Even though science has made great strides to evaluate and treat ADD/ADHD in the general population, there is still no single definitive test available to help doctors assess this increasingly common condition. Usually doctors get a better picture of the problem after talking to the patient, family or teachers, in the case of adolescents. Behaviors, moods, productivity level, nutrition and lifestyle habits are key to attention span issues. A physical examination can assess the adult patient’s, or teen’s, overall health. But specific signs and symptoms should be evaluated before an accurate diagnosis and subsequent treatment of ADD/ADHD can occur.
The American Psychiatric Association publishes a set of criteria from the Diagnostic and Statistical Manual of Mental Disorders (DSM-IV). Doctors use this criteria to evaluate patients who may have ADD/ADHD or other mental or behavioral disorders. The patient needs to meet either the first or second set of criteria in order to receive a diagnosis of ADD/ADHD.

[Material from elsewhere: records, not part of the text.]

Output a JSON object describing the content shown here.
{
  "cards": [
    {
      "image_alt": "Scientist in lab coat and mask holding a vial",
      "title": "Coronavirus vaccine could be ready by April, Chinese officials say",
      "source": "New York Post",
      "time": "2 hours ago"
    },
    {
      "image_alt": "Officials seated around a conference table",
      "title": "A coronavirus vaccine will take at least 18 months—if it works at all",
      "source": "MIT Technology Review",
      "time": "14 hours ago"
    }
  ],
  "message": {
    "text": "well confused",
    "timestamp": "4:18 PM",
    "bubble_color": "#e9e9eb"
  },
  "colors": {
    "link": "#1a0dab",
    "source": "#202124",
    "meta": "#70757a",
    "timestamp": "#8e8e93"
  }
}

The first set of criteria focuses on inattentiveness. A patient with six or more of these symptoms, for at least six months, that are inconsistent with their developmental level, would receive an ADD/ADHD diagnosis. These include:

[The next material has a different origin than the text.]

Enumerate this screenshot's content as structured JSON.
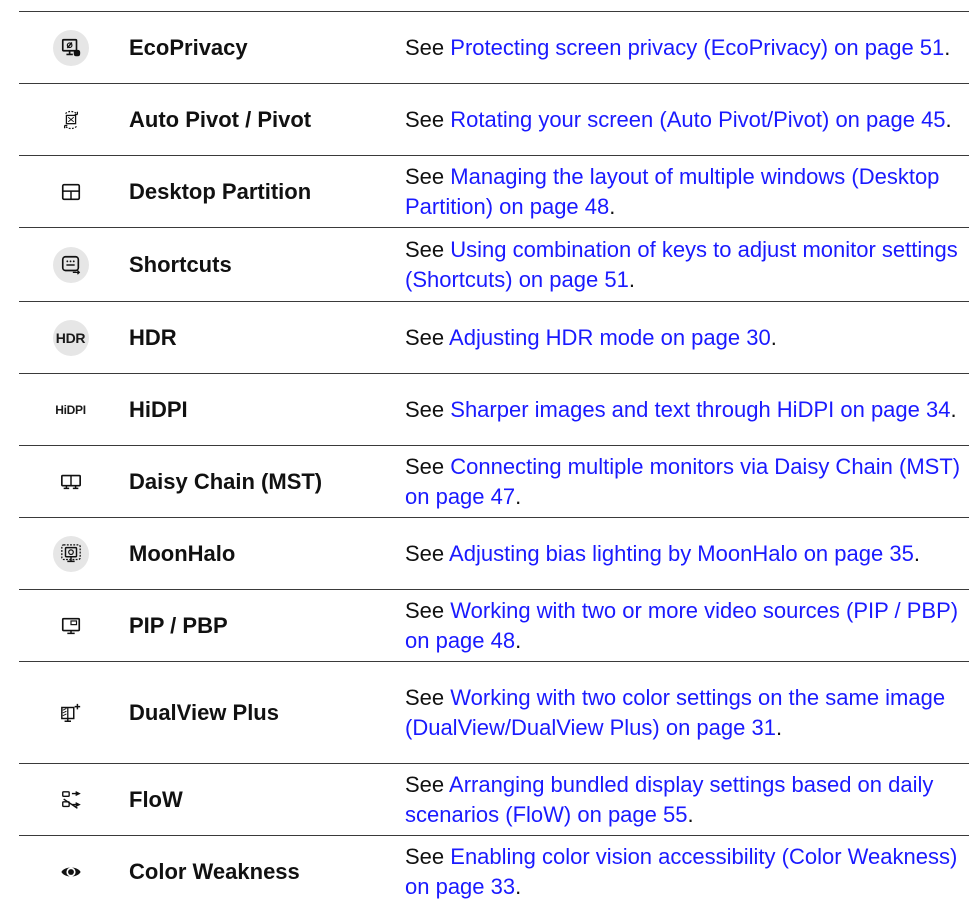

The second set of criteria focuses on hyperactivity-impulsivity. Again, the patient would have to have six or more of these symptoms, for at least six months, and are inconsistent with the person’s level of development. These include:
Impulsivity symptoms include:
After the symptoms criteria are met, additional criteria are evaluated, such as whether these symptoms were present before the age of seven. To obtain a diagnosis of ADD/ADHD, impairment should be present in two or more settings, and would interfere with the person’s performance at school/work and home. The impairment needs to be clinically significant impairment with regards to social, academic or occupational functioning.